Timed to coincide with Earth Day 2021, 300 businesses, including Nike, Coca-Cola, Lyft, Google, McDonald’s, and Walmart, are asking President Biden to adopt the ambitious and attainable target of cutting GHG emissions by at least 50% below 2005 levels by 2030. Corporate Americans are not the only ones showing a willingness to go green.
This week, leaders of the United Mine Workers of America’s (UMWA) announced their support for the President’s efforts to speed the decarbonization of the US economy—starting with the rapid expansion of clean power sources like solar and wind, as well as the electrification of the transportation sector. Togetherthe power and transportation sectors account for 57 percent of US GHG emissions. (See Figure 1)
Americans are experiencing these disasters firsthand, and these personal experiences are informing their views on climate change regardless of their age or party affiliation.
Representative Frank Moody (R-FL)

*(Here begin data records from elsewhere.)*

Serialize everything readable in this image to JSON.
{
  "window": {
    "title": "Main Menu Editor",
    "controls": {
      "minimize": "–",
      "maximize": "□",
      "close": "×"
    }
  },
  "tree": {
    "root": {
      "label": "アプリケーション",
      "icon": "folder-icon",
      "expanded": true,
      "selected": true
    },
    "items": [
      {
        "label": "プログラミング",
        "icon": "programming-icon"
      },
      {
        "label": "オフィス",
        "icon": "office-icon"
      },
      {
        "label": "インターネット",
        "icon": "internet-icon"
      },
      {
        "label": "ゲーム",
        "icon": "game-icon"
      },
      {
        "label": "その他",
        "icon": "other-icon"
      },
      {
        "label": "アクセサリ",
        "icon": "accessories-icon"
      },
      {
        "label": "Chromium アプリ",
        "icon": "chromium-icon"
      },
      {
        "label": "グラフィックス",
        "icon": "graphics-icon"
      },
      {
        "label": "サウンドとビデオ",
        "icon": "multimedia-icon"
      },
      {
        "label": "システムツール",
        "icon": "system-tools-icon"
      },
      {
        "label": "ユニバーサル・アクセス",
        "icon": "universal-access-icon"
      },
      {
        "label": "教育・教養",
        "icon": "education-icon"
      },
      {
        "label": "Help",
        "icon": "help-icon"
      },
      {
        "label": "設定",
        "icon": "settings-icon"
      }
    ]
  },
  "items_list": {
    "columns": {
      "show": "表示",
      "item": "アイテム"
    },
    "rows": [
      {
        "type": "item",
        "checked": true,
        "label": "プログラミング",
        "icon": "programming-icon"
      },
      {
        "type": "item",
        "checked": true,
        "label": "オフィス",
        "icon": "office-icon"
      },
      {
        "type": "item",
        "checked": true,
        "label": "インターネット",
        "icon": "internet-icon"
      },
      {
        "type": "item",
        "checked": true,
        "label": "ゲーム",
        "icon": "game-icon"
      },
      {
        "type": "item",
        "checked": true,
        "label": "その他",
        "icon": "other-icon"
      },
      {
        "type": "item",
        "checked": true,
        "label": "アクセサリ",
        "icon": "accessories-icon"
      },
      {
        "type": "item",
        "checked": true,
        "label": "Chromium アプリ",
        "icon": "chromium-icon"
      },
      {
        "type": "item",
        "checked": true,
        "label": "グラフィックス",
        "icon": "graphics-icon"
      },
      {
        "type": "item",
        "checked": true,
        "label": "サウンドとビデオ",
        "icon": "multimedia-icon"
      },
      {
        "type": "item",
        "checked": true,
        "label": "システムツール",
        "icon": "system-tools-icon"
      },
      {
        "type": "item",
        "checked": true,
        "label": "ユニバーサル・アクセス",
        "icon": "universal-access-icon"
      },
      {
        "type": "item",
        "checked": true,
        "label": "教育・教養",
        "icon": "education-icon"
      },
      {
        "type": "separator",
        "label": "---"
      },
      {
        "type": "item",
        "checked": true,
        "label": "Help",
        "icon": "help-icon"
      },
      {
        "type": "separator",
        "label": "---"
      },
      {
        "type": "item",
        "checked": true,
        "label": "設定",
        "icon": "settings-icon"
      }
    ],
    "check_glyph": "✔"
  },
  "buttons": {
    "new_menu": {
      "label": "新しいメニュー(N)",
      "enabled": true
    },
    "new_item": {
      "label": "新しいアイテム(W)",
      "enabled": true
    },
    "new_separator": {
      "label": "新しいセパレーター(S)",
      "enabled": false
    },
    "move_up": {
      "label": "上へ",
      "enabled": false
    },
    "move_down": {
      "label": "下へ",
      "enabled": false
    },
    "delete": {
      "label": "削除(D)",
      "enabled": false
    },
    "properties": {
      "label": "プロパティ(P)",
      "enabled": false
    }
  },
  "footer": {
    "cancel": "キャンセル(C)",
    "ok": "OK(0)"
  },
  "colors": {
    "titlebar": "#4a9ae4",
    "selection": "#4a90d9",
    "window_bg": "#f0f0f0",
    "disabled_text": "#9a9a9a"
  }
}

In a more perfect union, the federal government would be a better partner with state and local governments in the effort to slow, forestall, and adapt to Earth’s changing climate. As it has for most of the 21st century, the burden of response to the climate crisis rests heavily on the shoulders of state and local governments. It does so by the decades’ protracted default of Washington to enact meaningful climate legislation.

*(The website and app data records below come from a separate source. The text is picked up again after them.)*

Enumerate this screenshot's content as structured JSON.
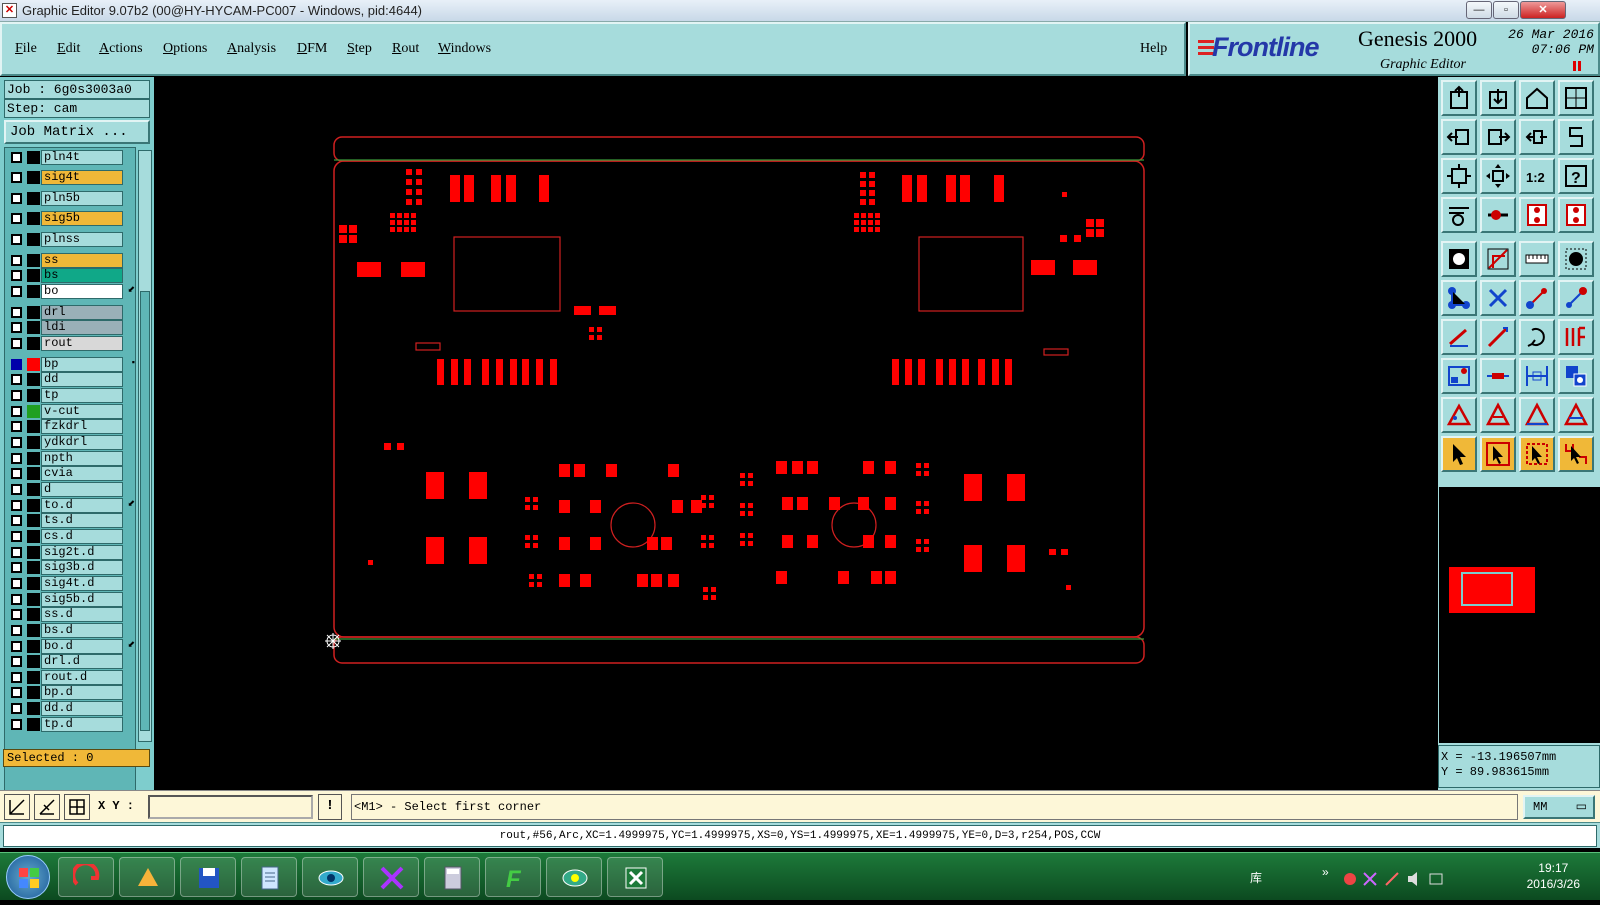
{
  "window": {
    "title": "Graphic Editor 9.07b2 (00@HY-HYCAM-PC007 - Windows, pid:4644)",
    "minimize": "—",
    "maximize": "▫",
    "close": "✕"
  },
  "menu": {
    "items": [
      {
        "label": "File",
        "mnemonic": "F",
        "rest": "ile"
      },
      {
        "label": "Edit",
        "mnemonic": "E",
        "rest": "dit"
      },
      {
        "label": "Actions",
        "mnemonic": "A",
        "rest": "ctions"
      },
      {
        "label": "Options",
        "mnemonic": "O",
        "rest": "ptions"
      },
      {
        "label": "Analysis",
        "mnemonic": "A",
        "rest": "nalysis"
      },
      {
        "label": "DFM",
        "mnemonic": "D",
        "rest": "FM"
      },
      {
        "label": "Step",
        "mnemonic": "S",
        "rest": "tep"
      },
      {
        "label": "Rout",
        "mnemonic": "R",
        "rest": "out"
      },
      {
        "label": "Windows",
        "mnemonic": "W",
        "rest": "indows"
      }
    ],
    "help": "Help"
  },
  "brand": {
    "logo": "Frontline",
    "product": "Genesis 2000",
    "subtitle": "Graphic Editor",
    "date": "26 Mar 2016",
    "time": "07:06 PM"
  },
  "job": {
    "job_label": "Job : 6g0s3003a0",
    "step_label": "Step: cam",
    "matrix_button": "Job Matrix ..."
  },
  "layers": [
    {
      "name": "pln4t",
      "color": "#a6dcdc",
      "swatch": "#000000",
      "checked": false
    },
    {
      "name": "sig4t",
      "color": "#f0b838",
      "swatch": "#000000",
      "checked": false
    },
    {
      "name": "pln5b",
      "color": "#a6dcdc",
      "swatch": "#000000",
      "checked": false
    },
    {
      "name": "sig5b",
      "color": "#f0b838",
      "swatch": "#000000",
      "checked": false
    },
    {
      "name": "plnss",
      "color": "#a6dcdc",
      "swatch": "#000000",
      "checked": false
    },
    {
      "name": "ss",
      "color": "#f0b838",
      "swatch": "#000000",
      "checked": false
    },
    {
      "name": "bs",
      "color": "#10a888",
      "swatch": "#000000",
      "checked": false
    },
    {
      "name": "bo",
      "color": "#ffffff",
      "swatch": "#000000",
      "checked": false,
      "mark": "⬋"
    },
    {
      "name": "drl",
      "color": "#9ab0b8",
      "swatch": "#000000",
      "checked": false
    },
    {
      "name": "ldi",
      "color": "#9ab0b8",
      "swatch": "#000000",
      "checked": false
    },
    {
      "name": "rout",
      "color": "#d8d8d8",
      "swatch": "#000000",
      "checked": false
    },
    {
      "name": "bp",
      "color": "#a6dcdc",
      "swatch": "#ff0000",
      "checked": true,
      "mark": "▪"
    },
    {
      "name": "dd",
      "color": "#a6dcdc",
      "swatch": "#000000",
      "checked": false
    },
    {
      "name": "tp",
      "color": "#a6dcdc",
      "swatch": "#000000",
      "checked": false
    },
    {
      "name": "v-cut",
      "color": "#a6dcdc",
      "swatch": "#20a020",
      "checked": false
    },
    {
      "name": "fzkdrl",
      "color": "#a6dcdc",
      "swatch": "#000000",
      "checked": false
    },
    {
      "name": "ydkdrl",
      "color": "#a6dcdc",
      "swatch": "#000000",
      "checked": false
    },
    {
      "name": "npth",
      "color": "#a6dcdc",
      "swatch": "#000000",
      "checked": false
    },
    {
      "name": "cvia",
      "color": "#a6dcdc",
      "swatch": "#000000",
      "checked": false
    },
    {
      "name": "d",
      "color": "#a6dcdc",
      "swatch": "#000000",
      "checked": false
    },
    {
      "name": "to.d",
      "color": "#a6dcdc",
      "swatch": "#000000",
      "checked": false,
      "mark": "⬋"
    },
    {
      "name": "ts.d",
      "color": "#a6dcdc",
      "swatch": "#000000",
      "checked": false
    },
    {
      "name": "cs.d",
      "color": "#a6dcdc",
      "swatch": "#000000",
      "checked": false
    },
    {
      "name": "sig2t.d",
      "color": "#a6dcdc",
      "swatch": "#000000",
      "checked": false
    },
    {
      "name": "sig3b.d",
      "color": "#a6dcdc",
      "swatch": "#000000",
      "checked": false
    },
    {
      "name": "sig4t.d",
      "color": "#a6dcdc",
      "swatch": "#000000",
      "checked": false
    },
    {
      "name": "sig5b.d",
      "color": "#a6dcdc",
      "swatch": "#000000",
      "checked": false
    },
    {
      "name": "ss.d",
      "color": "#a6dcdc",
      "swatch": "#000000",
      "checked": false
    },
    {
      "name": "bs.d",
      "color": "#a6dcdc",
      "swatch": "#000000",
      "checked": false
    },
    {
      "name": "bo.d",
      "color": "#a6dcdc",
      "swatch": "#000000",
      "checked": false,
      "mark": "⬋"
    },
    {
      "name": "drl.d",
      "color": "#a6dcdc",
      "swatch": "#000000",
      "checked": false
    },
    {
      "name": "rout.d",
      "color": "#a6dcdc",
      "swatch": "#000000",
      "checked": false
    },
    {
      "name": "bp.d",
      "color": "#a6dcdc",
      "swatch": "#000000",
      "checked": false
    },
    {
      "name": "dd.d",
      "color": "#a6dcdc",
      "swatch": "#000000",
      "checked": false
    },
    {
      "name": "tp.d",
      "color": "#a6dcdc",
      "swatch": "#000000",
      "checked": false
    }
  ],
  "selected": "Selected : 0",
  "coords": {
    "x": "X = -13.196507mm",
    "y": "Y = 89.983615mm"
  },
  "command": {
    "xy_label": "X Y :",
    "xy_value": "",
    "info_button": "!",
    "prompt": "<M1> - Select first corner",
    "units": "MM",
    "units_arrow": "▭"
  },
  "info_line": "rout,#56,Arc,XC=1.4999975,YC=1.4999975,XS=0,YS=1.4999975,XE=1.4999975,YE=0,D=3,r254,POS,CCW",
  "taskbar": {
    "tray_text": "库",
    "time": "19:17",
    "date": "2016/3/26",
    "chevron": "»"
  },
  "colors": {
    "panel": "#a6dcdc",
    "highlight": "#f0b838",
    "pad": "#ff0000",
    "outline": "#d02020",
    "vcut": "#3a9a3a"
  }
}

Politics are not the only things that are local. The consequences of climate change are being felt most acutely at the state and local levels. It’s at least part of the reason that state legislatures considered more than 2,500 energy-related measures in 2020 covering a wide range of policies—from transportation electrification and other efforts to reduce emissions economy-wide, to support for clean energy and new energy storage technologies. (See Figure 1)
The environmental problems we face are deep-rooted and widespread. They can be solved only by a na-tional effort embracing sound, coordinated planning and effective follow-through that reaches into every community in the land. Improving our surroundings is necessarily the business of us all.
- Richard Nixon
In an act reminiscent of Luther and the church door, Joe Manchin (D-WV) wrote in the Washington Post that he would not vote to change the Senate filibuster rule nor was he keen on using the budget reconciliation process as the vehicle for enacting President Biden’s $2.4 trillion infrastructure plan—much of which is about decarbonizing the economy.
Manchin, like Biden, is an old school politician—where back-in-the-day loyalties were more to the nation than the party. In his marmish manner, Manchin believes refusing to eliminate the filibuster and voting against budget reconciliation will force Republicans and Democrats to work through their differences in a collegially combative sort of way—"just like it used to be.”
Joel B. Stronberg
Joel Stronberg, MA, JD., of The JBS Group is a veteran clean energy policy analyst with over 30 years’ experience, based in Washington, DC.